Last November, Yale and Harvard Law Schools announced that they would no longer participate in U.S. News & World Report’s annual list of top law schools. Other top schools followed suit.
As a result, U.S. News announced a series of changes to its law school rankings methodology. These changes are the result of conversations the publication had with over 100 deans and representatives of top law schools. According to Robert Morse and Stephanie Salmon, U.S. News “will rank law schools in the upcoming rankings using publicly available data that law schools annually make available as required by the American Bar Association whether or not schools respond to our annual survey. For schools that do respond, [U.S. News] will publish more detailed profiles, enabling students to create a more comprehensive picture of their various choices. For the rankings portion, there will be some changes in how we weight certain data points, including a reduced emphasis on the peer assessment surveys of academics, lawyers and judges, and an increased weight on outcome measures.”
U.S. News also announced that they intend to disclose more of the information collected by the publication to students to increase the rankings’ effectiveness as a tool for students in deciding which law school is the best fit for their needs. As such, their announcement included a call for ever-increasing transparency on the part of law schools in making their data publicly available for evaluation by U.S. News and other ranking authorities.
Since U.S. News’ statement, many law schools have held their stance on withdrawing from the ranking. Scott Jaschik of Inside Higher Ed quoted Yale Law’s Dean Heather K. Gerken as saying, “having a window into the operations and decision-making process at U.S. News in recent weeks has only cemented our decision to stop participating in the rankings.” Harvard Law School did not comment. Duke University and University of Michigan law schools both have not changed their position since withdrawing from the ranking.
Others pointed out just how quickly U.S. News released changes to its methodology. Jaschik notes that Aaron N. Taylor, executive director of AccessLex Institute Center for Legal Education Excellence, stated of the announcement: “It is remarkable the speed at which the opt-outs prompted U.S. News to respond. It took only weeks to address issues they’ve been hearing about for years. This seems to highlight how worried they are about a mass defection by law schools.”
While US News has taken some steps to fix its law school rankings system, it remains to be seen whether these changes are enough to make the publication reputable again.
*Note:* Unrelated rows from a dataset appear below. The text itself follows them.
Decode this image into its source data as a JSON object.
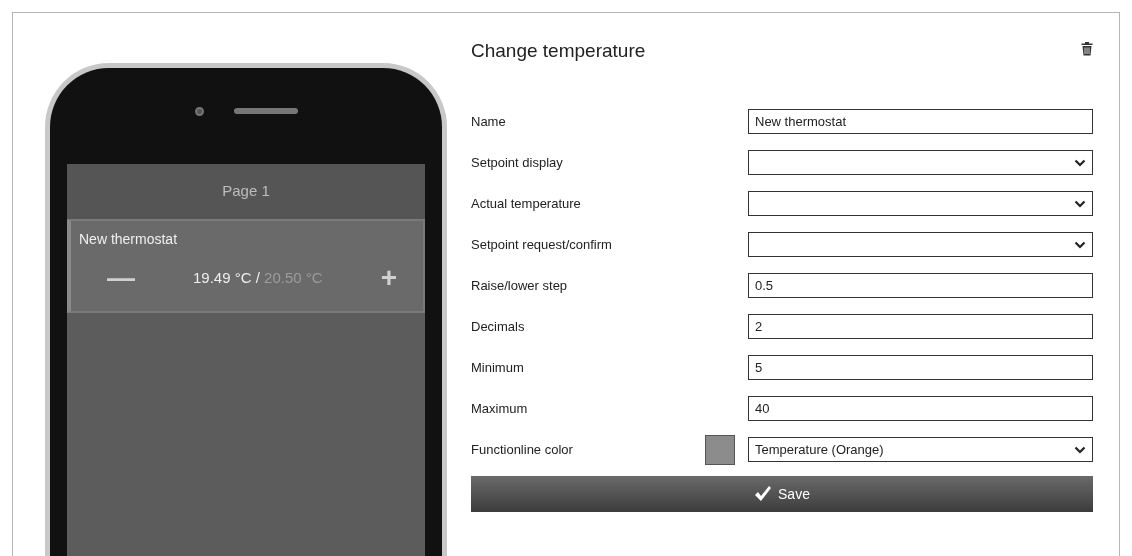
{
  "phone": {
    "page_title": "Page 1",
    "tile": {
      "name": "New thermostat",
      "actual": "19.49 °C",
      "separator": "/",
      "setpoint": "20.50 °C",
      "minus": "—",
      "plus": "+"
    }
  },
  "form": {
    "title": "Change temperature",
    "fields": [
      {
        "label": "Name",
        "kind": "text",
        "value": "New thermostat"
      },
      {
        "label": "Setpoint display",
        "kind": "select"
      },
      {
        "label": "Actual temperature",
        "kind": "select"
      },
      {
        "label": "Setpoint request/confirm",
        "kind": "select"
      },
      {
        "label": "Raise/lower step",
        "kind": "text",
        "value": "0.5"
      },
      {
        "label": "Decimals",
        "kind": "text",
        "value": "2"
      },
      {
        "label": "Minimum",
        "kind": "text",
        "value": "5"
      },
      {
        "label": "Maximum",
        "kind": "text",
        "value": "40"
      },
      {
        "label": "Functionline color",
        "kind": "select",
        "value": "Temperature (Orange)",
        "color": "#8c8c8c"
      }
    ],
    "save": "Save"
  }
}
However, the initial response from institutions that have withdrawn indicates that it will take more than short-term changes to restore the reputation of U.S. News Best Law Schools rankings.